● **Directions for this task**
Nothing in the entries may be altered; copy them in full.

Records supplied START

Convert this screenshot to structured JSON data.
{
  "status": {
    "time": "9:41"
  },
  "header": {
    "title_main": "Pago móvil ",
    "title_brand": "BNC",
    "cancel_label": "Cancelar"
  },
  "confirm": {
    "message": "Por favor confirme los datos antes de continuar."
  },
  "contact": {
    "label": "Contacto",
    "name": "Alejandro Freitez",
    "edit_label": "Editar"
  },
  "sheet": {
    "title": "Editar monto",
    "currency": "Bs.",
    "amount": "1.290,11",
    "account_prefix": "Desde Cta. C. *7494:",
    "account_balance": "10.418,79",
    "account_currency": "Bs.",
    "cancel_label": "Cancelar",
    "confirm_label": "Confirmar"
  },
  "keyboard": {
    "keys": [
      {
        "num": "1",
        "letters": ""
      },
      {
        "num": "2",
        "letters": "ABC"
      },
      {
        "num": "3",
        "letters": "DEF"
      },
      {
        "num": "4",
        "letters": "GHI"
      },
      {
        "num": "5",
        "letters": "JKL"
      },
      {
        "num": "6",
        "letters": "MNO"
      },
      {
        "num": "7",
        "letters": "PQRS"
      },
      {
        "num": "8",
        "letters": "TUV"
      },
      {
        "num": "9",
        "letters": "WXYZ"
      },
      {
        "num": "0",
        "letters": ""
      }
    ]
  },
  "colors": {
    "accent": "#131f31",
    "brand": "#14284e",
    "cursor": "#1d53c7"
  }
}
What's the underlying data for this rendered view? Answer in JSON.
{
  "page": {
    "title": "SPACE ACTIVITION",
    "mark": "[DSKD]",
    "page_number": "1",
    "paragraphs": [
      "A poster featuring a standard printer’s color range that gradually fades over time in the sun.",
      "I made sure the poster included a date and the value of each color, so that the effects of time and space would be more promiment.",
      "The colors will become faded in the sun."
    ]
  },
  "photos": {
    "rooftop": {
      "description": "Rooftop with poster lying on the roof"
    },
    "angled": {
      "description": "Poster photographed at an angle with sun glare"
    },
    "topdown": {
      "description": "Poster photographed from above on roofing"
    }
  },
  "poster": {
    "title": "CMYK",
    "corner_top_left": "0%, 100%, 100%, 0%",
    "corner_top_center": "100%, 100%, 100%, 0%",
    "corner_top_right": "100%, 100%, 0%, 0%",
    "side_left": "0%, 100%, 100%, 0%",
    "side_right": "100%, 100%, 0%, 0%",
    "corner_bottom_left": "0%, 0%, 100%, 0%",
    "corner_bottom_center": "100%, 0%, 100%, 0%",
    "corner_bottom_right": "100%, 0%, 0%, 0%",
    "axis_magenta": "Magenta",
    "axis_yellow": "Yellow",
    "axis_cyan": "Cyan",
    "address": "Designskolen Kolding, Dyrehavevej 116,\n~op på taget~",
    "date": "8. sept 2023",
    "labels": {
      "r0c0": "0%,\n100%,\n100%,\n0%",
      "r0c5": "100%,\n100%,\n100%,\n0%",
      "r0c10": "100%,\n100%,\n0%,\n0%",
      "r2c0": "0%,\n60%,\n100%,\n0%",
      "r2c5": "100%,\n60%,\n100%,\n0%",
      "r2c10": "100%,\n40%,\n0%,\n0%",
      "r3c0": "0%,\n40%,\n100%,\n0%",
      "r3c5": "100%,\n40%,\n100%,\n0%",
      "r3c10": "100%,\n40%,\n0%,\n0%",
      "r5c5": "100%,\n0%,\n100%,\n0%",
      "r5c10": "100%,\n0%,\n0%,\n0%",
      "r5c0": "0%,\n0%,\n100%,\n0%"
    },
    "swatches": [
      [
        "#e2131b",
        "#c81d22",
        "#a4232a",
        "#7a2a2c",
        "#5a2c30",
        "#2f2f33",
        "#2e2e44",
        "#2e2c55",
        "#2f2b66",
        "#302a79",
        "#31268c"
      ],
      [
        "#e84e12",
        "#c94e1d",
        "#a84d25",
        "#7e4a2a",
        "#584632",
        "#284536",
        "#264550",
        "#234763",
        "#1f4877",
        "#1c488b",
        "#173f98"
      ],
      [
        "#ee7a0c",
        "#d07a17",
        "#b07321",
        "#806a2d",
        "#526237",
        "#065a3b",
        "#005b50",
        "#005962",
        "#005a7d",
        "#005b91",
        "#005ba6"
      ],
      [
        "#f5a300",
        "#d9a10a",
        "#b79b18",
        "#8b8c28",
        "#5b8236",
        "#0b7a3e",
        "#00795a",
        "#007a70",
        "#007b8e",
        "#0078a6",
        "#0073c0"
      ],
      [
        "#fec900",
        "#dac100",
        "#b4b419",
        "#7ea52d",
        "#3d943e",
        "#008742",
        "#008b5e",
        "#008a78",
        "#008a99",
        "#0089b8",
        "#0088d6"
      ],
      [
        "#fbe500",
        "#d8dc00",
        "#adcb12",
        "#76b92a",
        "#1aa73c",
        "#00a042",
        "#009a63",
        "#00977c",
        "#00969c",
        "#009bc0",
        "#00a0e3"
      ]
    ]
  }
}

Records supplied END

● **Exercise output**
Convert this screenshot to structured JSON data.
{
  "status": {
    "time": "9:41"
  },
  "header": {
    "title_main": "Pago móvil ",
    "title_brand": "BNC",
    "cancel_label": "Cancelar"
  },
  "confirm": {
    "message": "Por favor confirme los datos antes de continuar."
  },
  "contact": {
    "label": "Contacto",
    "name": "Alejandro Freitez",
    "edit_label": "Editar"
  },
  "sheet": {
    "title": "Editar monto",
    "currency": "Bs.",
    "amount": "1.290,11",
    "account_prefix": "Desde Cta. C. *7494:",
    "account_balance": "10.418,79",
    "account_currency": "Bs.",
    "cancel_label": "Cancelar",
    "confirm_label": "Confirmar"
  },
  "keyboard": {
    "keys": [
      {
        "num": "1",
        "letters": ""
      },
      {
        "num": "2",
        "letters": "ABC"
      },
      {
        "num": "3",
        "letters": "DEF"
      },
      {
        "num": "4",
        "letters": "GHI"
      },
      {
        "num": "5",
        "letters": "JKL"
      },
      {
        "num": "6",
        "letters": "MNO"
      },
      {
        "num": "7",
        "letters": "PQRS"
      },
      {
        "num": "8",
        "letters": "TUV"
      },
      {
        "num": "9",
        "letters": "WXYZ"
      },
      {
        "num": "0",
        "letters": ""
      }
    ]
  },
  "colors": {
    "accent": "#131f31",
    "brand": "#14284e",
    "cursor": "#1d53c7"
  }
}
What's the underlying data for this rendered view? Answer in JSON.
{
  "page": {
    "title": "SPACE ACTIVITION",
    "mark": "[DSKD]",
    "page_number": "1",
    "paragraphs": [
      "A poster featuring a standard printer’s color range that gradually fades over time in the sun.",
      "I made sure the poster included a date and the value of each color, so that the effects of time and space would be more promiment.",
      "The colors will become faded in the sun."
    ]
  },
  "photos": {
    "rooftop": {
      "description": "Rooftop with poster lying on the roof"
    },
    "angled": {
      "description": "Poster photographed at an angle with sun glare"
    },
    "topdown": {
      "description": "Poster photographed from above on roofing"
    }
  },
  "poster": {
    "title": "CMYK",
    "corner_top_left": "0%, 100%, 100%, 0%",
    "corner_top_center": "100%, 100%, 100%, 0%",
    "corner_top_right": "100%, 100%, 0%, 0%",
    "side_left": "0%, 100%, 100%, 0%",
    "side_right": "100%, 100%, 0%, 0%",
    "corner_bottom_left": "0%, 0%, 100%, 0%",
    "corner_bottom_center": "100%, 0%, 100%, 0%",
    "corner_bottom_right": "100%, 0%, 0%, 0%",
    "axis_magenta": "Magenta",
    "axis_yellow": "Yellow",
    "axis_cyan": "Cyan",
    "address": "Designskolen Kolding, Dyrehavevej 116,\n~op på taget~",
    "date": "8. sept 2023",
    "labels": {
      "r0c0": "0%,\n100%,\n100%,\n0%",
      "r0c5": "100%,\n100%,\n100%,\n0%",
      "r0c10": "100%,\n100%,\n0%,\n0%",
      "r2c0": "0%,\n60%,\n100%,\n0%",
      "r2c5": "100%,\n60%,\n100%,\n0%",
      "r2c10": "100%,\n40%,\n0%,\n0%",
      "r3c0": "0%,\n40%,\n100%,\n0%",
      "r3c5": "100%,\n40%,\n100%,\n0%",
      "r3c10": "100%,\n40%,\n0%,\n0%",
      "r5c5": "100%,\n0%,\n100%,\n0%",
      "r5c10": "100%,\n0%,\n0%,\n0%",
      "r5c0": "0%,\n0%,\n100%,\n0%"
    },
    "swatches": [
      [
        "#e2131b",
        "#c81d22",
        "#a4232a",
        "#7a2a2c",
        "#5a2c30",
        "#2f2f33",
        "#2e2e44",
        "#2e2c55",
        "#2f2b66",
        "#302a79",
        "#31268c"
      ],
      [
        "#e84e12",
        "#c94e1d",
        "#a84d25",
        "#7e4a2a",
        "#584632",
        "#284536",
        "#264550",
        "#234763",
        "#1f4877",
        "#1c488b",
        "#173f98"
      ],
      [
        "#ee7a0c",
        "#d07a17",
        "#b07321",
        "#806a2d",
        "#526237",
        "#065a3b",
        "#005b50",
        "#005962",
        "#005a7d",
        "#005b91",
        "#005ba6"
      ],
      [
        "#f5a300",
        "#d9a10a",
        "#b79b18",
        "#8b8c28",
        "#5b8236",
        "#0b7a3e",
        "#00795a",
        "#007a70",
        "#007b8e",
        "#0078a6",
        "#0073c0"
      ],
      [
        "#fec900",
        "#dac100",
        "#b4b419",
        "#7ea52d",
        "#3d943e",
        "#008742",
        "#008b5e",
        "#008a78",
        "#008a99",
        "#0089b8",
        "#0088d6"
      ],
      [
        "#fbe500",
        "#d8dc00",
        "#adcb12",
        "#76b92a",
        "#1aa73c",
        "#00a042",
        "#009a63",
        "#00977c",
        "#00969c",
        "#009bc0",
        "#00a0e3"
      ]
    ]
  }
}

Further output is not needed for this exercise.